Gloria Grahame

  1. Phyllis Thaxter, Tenth Avenue Angel, 1946.      Change of Mom for kid star Margaret O’Brien still pulling at heartstrings but not the public’x purse-strings. An almighty, million-dollar-plus flop.
  2. Judy Holliday,  Born  Yesterday,  1949.     Columbia’s crude chief Harry Cohn spent the first $1m for a play – written for Jean Arthur – as a Rita Hayworth vehicle.  As she swanned around  Europe with the Aly Khan,  Cohn preferred Arthur, Grahame, Alice  Faye, Paulette Goddard,  Celeste Holm, Evelyn Keyes, Marie McDonald, Marilyn Monroe, Jan Sterling, Lana Turner  – anyone other than  “the fat Jewish broad,”  the understudy who had made the play a hit. Katharine Hepburn waged a campaign to change Cohn’s mind, by virtually turning Judy’s support role in Tracy and Hepburn’s Adam’s Ribinto the most elaborate screen test. An act of generosity unsurpassed in  Hollywood history.   Cohn gave in, gracefully. “Well, I’ve worked with fat assess before!” He paid a  meagre $4,500 to the actress who   did the impossible – and wrested Oscar from Bette Davis in All About Eve and Gloria Swanson in Sunset Blvd on March 29, 1951 Judy also won  Kate for a lover – Hepburn’s final lesbian  affair at a  mere 43.
  3. Janis Carter, My Forbidden Past, 1950.   Ann Sheridan was not the only actress dumped from the film when Howard Hughes bought RKO. He preferred Carter to  Grahame – and she preferred being helmed by her separated  husband, Nicholas Ray, in Columbia’s In A Lonely Place. Ten years later, she married Ray’s son, Anthony.
  4. Shelley Winters, A Place in the Sun, 1951.    Rather like Robert Mitchum, Gloria’s career suffered at RKO. Howard Hughes refused to loan her to the George Stevens classic due to a zero role in the zero Macao opposite Mitchum (whose  brother was married to her sister).
  5. Marilyn  Maxwell, East of Sumatra, 1953. Trapped on Elia Kazan’s  long shoot of Man on a Tightrope.
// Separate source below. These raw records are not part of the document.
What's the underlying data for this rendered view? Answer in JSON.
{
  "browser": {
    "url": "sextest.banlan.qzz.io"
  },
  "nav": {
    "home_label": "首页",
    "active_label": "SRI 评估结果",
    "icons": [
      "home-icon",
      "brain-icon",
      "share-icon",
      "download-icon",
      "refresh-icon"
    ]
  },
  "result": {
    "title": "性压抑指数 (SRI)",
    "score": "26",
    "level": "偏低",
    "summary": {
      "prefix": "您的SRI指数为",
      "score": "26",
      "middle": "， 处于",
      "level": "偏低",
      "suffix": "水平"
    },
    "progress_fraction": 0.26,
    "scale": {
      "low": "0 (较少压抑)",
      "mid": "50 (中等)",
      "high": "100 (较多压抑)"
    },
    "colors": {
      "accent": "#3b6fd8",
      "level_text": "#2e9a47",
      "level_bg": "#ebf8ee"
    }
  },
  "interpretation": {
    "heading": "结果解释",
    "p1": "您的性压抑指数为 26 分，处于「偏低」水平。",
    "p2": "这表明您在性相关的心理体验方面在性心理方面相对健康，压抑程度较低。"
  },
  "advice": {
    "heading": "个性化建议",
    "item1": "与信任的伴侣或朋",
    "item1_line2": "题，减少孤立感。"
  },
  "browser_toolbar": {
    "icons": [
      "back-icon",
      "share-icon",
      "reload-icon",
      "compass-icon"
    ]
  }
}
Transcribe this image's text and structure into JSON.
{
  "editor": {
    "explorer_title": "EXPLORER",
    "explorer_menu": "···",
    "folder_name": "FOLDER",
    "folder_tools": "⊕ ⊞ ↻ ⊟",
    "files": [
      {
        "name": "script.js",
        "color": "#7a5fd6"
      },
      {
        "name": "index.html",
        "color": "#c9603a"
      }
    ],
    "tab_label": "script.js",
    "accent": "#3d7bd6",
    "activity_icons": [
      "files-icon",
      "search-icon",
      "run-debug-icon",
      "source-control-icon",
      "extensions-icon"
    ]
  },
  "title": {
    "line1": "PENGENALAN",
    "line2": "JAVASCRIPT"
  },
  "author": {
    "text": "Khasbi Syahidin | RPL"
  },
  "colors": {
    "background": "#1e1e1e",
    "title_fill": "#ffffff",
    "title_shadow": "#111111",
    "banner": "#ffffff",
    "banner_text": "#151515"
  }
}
  6.  Donna Reed, From Here To Eternity, 1953.
  7. Lauren Bacall, Woman’s World, 1954.   Which guy wins the top  job depends on their wives…  Fred McMurray’s embittered Lauren Bacall from Philly;  Cornel Wilde’s June Aallyso , a hayseed from Kansas City; or Van  Heflin’s Arlene  Dahl, who,  as Variety reported is  “a pushy glamour gal, not unwilling to throw her sex around to gain her aims.”
  8. Elizabeth Taylor, Giant, 1955.
  9. Mercedes McCambridge, Giant, 1955.
  10. Jane Withers, Giant, 1955.

 Birth year: 1923Death year: 1981Other name: Casting Calls:  10